Federal Reserve vice chairwoman Janet Yellen is a few hours into her grilling by the Senate banking committee, which is part of the process that will most likely confirm her as the first-ever female head of the Federal Reserve. That would make her not only the most important person in finance, but arguably the most important person in the world right now—at least if you measure that position by the ability to fix the economic and employment issues facing the U.S., which is still the world’s largest economy.
So far in her testimony, Yellen has made it clear that unemployment is where her focus is. Speaking to the record number of long-term unemployed in the US, she said, “We know that those long spells of unemployment are particularly painful for such households.” Which is one of the reasons she still believes that when it comes to the Fed’s record $85 billion a month asset buying spree, “the benefits exceed the costs.” Asked about the risk of market bubbles from continuing this kind of monetary stimulus for too long, she said, “I would agree that this program cannot continue forever” and that the Fed takes risks to financial stability “very seriously.” Still, she’s made it as clear as possible from her comments that we shouldn’t look for a hasty tapering of asset buying, despite fears that it’s distorting the global economy.
That speaks to a point that I’ve made often, which is that in lieu of any real job oriented fiscal policy coming out of Washington, the Fed has become the economic stimulator of last resort via monetary policy.

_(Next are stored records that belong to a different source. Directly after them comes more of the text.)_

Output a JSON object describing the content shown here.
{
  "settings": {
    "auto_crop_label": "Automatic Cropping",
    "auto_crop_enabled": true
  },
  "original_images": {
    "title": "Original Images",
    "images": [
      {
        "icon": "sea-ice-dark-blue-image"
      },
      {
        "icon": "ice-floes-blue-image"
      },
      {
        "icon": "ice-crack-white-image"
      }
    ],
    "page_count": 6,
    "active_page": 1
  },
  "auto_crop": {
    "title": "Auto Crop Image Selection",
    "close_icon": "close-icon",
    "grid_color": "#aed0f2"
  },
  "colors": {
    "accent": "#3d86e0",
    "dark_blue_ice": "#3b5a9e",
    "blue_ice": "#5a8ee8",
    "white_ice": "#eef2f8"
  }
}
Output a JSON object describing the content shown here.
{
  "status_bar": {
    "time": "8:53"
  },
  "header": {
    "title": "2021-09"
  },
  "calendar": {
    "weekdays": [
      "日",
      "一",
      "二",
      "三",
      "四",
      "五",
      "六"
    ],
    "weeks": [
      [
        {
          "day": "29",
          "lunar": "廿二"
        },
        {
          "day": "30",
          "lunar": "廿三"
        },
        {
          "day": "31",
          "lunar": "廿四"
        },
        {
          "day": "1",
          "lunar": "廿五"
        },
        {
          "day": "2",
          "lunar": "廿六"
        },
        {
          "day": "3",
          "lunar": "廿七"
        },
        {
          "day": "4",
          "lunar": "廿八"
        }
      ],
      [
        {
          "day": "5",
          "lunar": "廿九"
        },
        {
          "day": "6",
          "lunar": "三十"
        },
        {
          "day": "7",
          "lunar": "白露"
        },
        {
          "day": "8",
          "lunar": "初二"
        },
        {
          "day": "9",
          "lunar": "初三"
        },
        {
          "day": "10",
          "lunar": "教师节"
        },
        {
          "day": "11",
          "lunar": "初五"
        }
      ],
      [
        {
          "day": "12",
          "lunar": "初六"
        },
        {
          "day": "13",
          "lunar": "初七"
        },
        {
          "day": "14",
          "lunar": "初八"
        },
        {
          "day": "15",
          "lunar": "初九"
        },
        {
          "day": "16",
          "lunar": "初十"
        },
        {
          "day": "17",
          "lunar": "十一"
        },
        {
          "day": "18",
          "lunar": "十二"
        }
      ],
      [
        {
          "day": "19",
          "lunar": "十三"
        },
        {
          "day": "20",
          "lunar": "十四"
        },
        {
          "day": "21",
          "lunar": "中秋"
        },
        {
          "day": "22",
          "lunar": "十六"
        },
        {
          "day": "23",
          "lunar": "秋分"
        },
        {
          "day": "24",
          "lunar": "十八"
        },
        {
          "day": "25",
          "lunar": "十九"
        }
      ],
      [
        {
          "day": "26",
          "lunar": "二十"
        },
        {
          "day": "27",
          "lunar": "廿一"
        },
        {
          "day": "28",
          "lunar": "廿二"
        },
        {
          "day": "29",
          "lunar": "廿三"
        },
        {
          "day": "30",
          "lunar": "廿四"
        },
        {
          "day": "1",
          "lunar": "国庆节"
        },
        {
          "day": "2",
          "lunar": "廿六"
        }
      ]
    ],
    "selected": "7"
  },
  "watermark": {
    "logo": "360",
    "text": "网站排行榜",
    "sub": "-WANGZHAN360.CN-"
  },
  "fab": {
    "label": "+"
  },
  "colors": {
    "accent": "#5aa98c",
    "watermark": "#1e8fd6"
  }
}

One of the reasons that “quantitative easing” as the asset buying program is called, has gone on so long is that Ben Bernanke (and Yellen) believe that monetary policy can substitute for fiscal policy to a certain extent in terms of propping up unemployment. And given the dysfunction in Congress, he clearly felt he was the last man standing in Washington who could actually do something about jobs.
What’s interesting is that there are now indications that the Fed’s influence is moving into broader areas of the economy beyond just monetary policy. Last week, New York Fed president Bill Dudley made a speech on what he called “deep-seated cultural and ethical failures at many large financial institutions,” and presented potential policy solutions for the Too Big To Fail problem. This kind of frank talk has been in the past nearly unheard of from Fed heads. But given Congressional failure to properly re-regulate finance, the Fed has begun to sound off more loudly on that issue, as well.
More significantly, Boston Fed president Eric Rosengren recently announced the bank’s involvement in a community development program across Massachusetts to revitalize a bunch of old Rust Belt cities, bolstering new business development and offering up prizes for more collaborative government. While the Fed has always had a technical mandate to help in economic development, going out and doing community building at the grassroots level is, once again, a very unusual and important step for the Fed to take. And the focus on better community governance makes a particularly strong political statement given that there’s so much government dysfunction at the national level – which is, as I said above, one of the key reasons that the Fed has had to take what Yellen referred to her in testimony today as “unprecedented action” to stimulate the economy via QE.